This October is living up to its reputation as being one of the most violent, scary months for stocks, but "Octoberphobia' can also give way to a turnaround, particularly in a midterm election year.
Stocks have been punished since the month began, with the worst two days of selling — Wednesday and Thursday — driving the Dow down a total 1,300 points. So far for this month, the Dow is down 4.2 percent; the is down 5 percent, and the Nasdaq is down 6.8 percent.
Stock Traders Almanac says the crash of 1929 came during so-called Octoberphobia, as did the 1987 crash, the stock market sell-offs of 1978 and 1979; Friday the 13th in 1989, and the painful 733 point drop on Oct. 15, 2008. The worst weekly decline was the week ending Oct. 10, 2008, when the Dow lost 18.2 percent or 1,874 points during the thick of the financial crisis.
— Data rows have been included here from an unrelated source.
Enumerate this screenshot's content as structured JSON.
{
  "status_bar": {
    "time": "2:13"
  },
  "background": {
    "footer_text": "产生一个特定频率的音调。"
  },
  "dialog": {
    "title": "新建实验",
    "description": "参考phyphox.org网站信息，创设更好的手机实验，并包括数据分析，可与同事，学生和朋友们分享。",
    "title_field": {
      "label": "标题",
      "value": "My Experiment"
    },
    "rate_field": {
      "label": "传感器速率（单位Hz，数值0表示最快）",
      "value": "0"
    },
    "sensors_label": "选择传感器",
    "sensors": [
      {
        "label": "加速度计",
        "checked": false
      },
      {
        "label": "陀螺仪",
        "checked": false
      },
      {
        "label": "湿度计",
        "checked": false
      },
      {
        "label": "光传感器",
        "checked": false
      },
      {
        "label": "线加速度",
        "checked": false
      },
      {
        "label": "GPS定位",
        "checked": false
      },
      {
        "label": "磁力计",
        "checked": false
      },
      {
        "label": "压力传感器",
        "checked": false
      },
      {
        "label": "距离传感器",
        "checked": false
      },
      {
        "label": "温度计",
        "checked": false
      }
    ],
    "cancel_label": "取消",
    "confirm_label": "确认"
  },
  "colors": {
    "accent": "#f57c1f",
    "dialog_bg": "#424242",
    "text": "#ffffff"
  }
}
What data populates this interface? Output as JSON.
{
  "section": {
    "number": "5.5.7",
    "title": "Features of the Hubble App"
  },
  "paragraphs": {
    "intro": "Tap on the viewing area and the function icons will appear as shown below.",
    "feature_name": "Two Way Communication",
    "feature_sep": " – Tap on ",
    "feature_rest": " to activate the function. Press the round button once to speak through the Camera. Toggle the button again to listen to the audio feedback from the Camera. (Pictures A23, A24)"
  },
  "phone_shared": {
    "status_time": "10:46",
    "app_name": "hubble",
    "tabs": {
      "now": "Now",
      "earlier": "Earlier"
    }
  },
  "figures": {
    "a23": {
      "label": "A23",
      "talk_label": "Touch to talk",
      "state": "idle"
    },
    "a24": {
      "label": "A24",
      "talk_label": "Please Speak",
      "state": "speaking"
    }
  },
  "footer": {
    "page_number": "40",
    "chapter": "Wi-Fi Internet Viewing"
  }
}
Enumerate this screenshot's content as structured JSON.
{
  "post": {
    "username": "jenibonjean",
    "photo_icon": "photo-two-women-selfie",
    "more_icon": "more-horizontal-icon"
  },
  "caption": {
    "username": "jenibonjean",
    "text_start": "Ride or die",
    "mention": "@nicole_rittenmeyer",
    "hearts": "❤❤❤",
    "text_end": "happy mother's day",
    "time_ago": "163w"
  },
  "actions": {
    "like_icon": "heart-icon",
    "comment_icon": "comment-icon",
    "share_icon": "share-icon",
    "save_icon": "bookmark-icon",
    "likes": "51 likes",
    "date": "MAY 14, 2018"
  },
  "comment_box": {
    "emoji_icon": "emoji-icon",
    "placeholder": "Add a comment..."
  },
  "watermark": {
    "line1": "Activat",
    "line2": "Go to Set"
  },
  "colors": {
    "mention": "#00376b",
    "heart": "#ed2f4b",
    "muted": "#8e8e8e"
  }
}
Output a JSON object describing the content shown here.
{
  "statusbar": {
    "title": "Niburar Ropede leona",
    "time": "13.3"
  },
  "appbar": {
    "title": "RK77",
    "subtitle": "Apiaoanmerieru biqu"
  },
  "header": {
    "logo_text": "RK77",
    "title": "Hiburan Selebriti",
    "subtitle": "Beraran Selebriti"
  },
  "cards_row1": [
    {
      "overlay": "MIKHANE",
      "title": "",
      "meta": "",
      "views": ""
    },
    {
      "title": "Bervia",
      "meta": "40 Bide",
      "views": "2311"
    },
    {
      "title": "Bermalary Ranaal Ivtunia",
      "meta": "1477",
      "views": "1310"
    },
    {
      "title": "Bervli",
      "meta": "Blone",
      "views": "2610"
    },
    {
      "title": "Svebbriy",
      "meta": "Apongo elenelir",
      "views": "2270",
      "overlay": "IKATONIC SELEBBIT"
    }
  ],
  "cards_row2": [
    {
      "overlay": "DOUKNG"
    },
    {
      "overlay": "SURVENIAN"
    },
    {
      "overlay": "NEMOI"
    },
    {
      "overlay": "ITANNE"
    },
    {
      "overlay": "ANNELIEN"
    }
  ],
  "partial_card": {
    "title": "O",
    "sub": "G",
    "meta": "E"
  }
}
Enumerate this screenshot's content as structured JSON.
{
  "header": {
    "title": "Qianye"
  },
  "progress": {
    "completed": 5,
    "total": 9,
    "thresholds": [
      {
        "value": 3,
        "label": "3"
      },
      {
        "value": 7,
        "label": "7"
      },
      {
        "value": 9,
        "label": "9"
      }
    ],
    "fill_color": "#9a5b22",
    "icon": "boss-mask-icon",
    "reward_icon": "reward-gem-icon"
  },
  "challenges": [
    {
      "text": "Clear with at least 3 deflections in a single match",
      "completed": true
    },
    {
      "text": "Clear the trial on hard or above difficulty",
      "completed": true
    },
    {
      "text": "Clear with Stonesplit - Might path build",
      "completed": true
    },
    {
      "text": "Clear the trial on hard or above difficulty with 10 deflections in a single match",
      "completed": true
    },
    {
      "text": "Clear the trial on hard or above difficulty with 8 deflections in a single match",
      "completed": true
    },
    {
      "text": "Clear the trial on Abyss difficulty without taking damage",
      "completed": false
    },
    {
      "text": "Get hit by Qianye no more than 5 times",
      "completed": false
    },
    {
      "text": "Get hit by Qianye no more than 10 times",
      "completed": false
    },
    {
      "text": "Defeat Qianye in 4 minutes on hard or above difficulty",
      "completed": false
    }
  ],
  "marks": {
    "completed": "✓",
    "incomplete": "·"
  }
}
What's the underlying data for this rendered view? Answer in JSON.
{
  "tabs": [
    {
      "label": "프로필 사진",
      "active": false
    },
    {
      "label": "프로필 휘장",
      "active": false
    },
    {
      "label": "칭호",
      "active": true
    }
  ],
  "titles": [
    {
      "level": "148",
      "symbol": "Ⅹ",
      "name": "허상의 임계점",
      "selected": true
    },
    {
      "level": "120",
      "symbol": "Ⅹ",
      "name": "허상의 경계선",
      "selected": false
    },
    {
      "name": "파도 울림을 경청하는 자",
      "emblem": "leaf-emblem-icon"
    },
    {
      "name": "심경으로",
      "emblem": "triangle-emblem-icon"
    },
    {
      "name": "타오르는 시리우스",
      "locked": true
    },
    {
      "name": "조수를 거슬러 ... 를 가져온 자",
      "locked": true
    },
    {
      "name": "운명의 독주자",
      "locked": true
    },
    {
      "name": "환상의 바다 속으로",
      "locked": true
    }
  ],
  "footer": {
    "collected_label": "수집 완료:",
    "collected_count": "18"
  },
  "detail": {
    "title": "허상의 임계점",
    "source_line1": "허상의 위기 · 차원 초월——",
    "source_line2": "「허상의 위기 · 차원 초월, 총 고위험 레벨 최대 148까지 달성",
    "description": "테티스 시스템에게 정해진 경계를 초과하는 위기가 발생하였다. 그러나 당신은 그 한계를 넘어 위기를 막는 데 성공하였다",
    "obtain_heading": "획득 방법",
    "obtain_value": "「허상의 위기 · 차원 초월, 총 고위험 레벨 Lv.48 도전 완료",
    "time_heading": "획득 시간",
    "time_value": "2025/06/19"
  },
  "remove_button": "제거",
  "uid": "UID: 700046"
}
"It's not over yet, and October is not over yet," said Jeffrey Hirsch, editor-in-chief of Stock Traders Almanac. "Everyone was pretty convinced that 'sell in May' was dead this year. Well, they forgot about October," Hirsch said.
Stocks bounced on Friday, after sharp sell-offs Wednesday and Thursday that wiped out more than 1,300 Dow points. The Dow rose 287 points on Friday, finishing the week at 25,339, down 4.2 percent for the five-day period
But Octobers have also been a time of turnaround, with 12 post World War II bear markets ending in October, including the most recent, 1987, 1998, 2001, 2002 and 2011.
Eight of the 12 were midterm bottoms. "Midterm election years Octobers are downright stellar thanks to the major turnarounds," noted Hirsch.
'These things always surprise everybody or else they wouldn't look like this," he said. "It's not unprecedented..It's definitely something that could easily turn around."
The October period is the beginning of what Stock Traders Almanac calls a "sweet spot," the three quarter period that includes the fourth quarter of midterm year and the first and second quarter of the pre-presidential election year. The Dow averages gains of 20.4 percent in those periods and the S&P is up an average 21 percent.